"It is a singularity in the nature of the English, that they are strangely addicted to all kinds of pleasure above all other nations. . . . All cities, towns, and villages swarm with companies of musicians and fiddlers, which are rare in other kingdoms. . . . Not to speak of frequent spectacles exhibited to the people by fencers, by walkers on ropes, and like men of activity, nor frequent companies of archers shooting in all the fields, nor of Saints' days, which the people not keeping (at least most of them, or with any devotion) for church service, yet keep for recreation of walking and gaming. What shall I say of dancing with curious and rural music, frequently used by the better sort . . . What shall I say of playing at cards and dice, frequently used by all sorts, rather as a trade than a recreation."
Attributed to Fynes Moryson, an Elizabethan traveler. Quoted in "Daily Life in Elizabethan England" by Jeffery L. Singman.
The English, even the lords, spent much time and much passion in their gaming. So much so that the observer above compares it to having a trade.

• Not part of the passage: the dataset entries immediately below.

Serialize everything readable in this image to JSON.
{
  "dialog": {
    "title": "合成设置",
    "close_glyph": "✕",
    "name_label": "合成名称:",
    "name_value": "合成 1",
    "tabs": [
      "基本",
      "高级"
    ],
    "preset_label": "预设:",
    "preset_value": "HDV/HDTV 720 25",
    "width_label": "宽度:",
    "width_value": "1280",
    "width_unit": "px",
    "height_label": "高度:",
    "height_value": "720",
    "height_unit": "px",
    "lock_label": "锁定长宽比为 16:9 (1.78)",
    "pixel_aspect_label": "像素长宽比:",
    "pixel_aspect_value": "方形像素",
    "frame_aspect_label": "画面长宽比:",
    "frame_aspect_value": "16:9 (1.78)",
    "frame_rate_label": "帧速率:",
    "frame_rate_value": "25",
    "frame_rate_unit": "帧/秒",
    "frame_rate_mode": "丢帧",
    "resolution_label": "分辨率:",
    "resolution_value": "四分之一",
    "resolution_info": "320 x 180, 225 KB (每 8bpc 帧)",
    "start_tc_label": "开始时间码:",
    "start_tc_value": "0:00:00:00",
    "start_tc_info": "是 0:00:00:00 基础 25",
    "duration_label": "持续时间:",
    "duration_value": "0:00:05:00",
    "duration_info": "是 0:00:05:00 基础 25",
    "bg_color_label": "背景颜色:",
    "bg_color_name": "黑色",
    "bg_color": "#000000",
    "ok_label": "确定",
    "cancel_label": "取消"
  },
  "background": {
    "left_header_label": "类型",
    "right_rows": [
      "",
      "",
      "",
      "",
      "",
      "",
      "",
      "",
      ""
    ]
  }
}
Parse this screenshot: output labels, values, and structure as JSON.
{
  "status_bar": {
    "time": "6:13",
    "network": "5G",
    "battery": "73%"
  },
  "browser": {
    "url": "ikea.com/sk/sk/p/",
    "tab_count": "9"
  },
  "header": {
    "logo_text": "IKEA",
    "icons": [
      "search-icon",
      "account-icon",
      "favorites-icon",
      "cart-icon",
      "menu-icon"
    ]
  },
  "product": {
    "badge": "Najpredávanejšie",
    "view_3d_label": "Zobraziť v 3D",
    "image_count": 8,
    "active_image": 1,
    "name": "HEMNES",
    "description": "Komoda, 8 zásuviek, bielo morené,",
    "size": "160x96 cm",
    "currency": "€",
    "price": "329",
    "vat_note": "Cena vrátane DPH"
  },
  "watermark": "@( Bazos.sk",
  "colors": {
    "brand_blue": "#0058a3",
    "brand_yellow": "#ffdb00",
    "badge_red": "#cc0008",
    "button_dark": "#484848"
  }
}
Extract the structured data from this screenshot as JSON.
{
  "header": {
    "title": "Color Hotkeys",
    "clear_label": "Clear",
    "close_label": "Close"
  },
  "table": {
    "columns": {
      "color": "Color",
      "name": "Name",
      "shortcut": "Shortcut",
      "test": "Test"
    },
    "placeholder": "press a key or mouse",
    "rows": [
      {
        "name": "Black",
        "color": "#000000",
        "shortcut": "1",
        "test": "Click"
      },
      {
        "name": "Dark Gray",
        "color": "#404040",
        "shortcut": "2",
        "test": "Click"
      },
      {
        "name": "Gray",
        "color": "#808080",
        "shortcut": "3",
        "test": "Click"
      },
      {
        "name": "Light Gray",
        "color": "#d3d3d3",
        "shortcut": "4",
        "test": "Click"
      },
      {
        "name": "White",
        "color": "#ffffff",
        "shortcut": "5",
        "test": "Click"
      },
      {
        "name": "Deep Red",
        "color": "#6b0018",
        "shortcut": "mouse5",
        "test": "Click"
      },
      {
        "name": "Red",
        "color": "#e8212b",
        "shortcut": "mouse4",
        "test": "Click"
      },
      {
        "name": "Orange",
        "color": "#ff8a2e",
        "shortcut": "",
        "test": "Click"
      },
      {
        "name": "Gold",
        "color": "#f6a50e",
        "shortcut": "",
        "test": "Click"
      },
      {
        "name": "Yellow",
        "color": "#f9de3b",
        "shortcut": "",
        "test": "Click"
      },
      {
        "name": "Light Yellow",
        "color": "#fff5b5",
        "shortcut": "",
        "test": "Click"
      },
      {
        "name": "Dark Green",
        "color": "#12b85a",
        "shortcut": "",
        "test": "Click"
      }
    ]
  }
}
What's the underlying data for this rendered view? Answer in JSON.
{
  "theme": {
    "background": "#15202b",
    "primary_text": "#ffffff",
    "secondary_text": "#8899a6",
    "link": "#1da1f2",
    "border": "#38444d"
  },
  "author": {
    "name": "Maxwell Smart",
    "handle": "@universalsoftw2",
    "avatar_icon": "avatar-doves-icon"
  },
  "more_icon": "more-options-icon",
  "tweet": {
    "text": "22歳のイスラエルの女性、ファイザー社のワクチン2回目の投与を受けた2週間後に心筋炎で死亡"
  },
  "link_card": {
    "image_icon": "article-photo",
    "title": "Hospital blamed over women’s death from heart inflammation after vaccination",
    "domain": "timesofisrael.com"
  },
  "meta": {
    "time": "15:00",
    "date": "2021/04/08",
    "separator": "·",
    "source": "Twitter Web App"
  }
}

Whether this means people earned a living at it or it was given as much devotion as a trade is not clear to me. It is clear to me that the games should be played with gusto and a desire to win. With this in mind, here are some gaming activities St. Ives members may find helpful to the cause.
Below is a list of games sorted by their equipment. Click on game name to get to the rules and the reference source. In the future, we will be adding on-line versions of the games you can play, but I wouldn't hold my breath.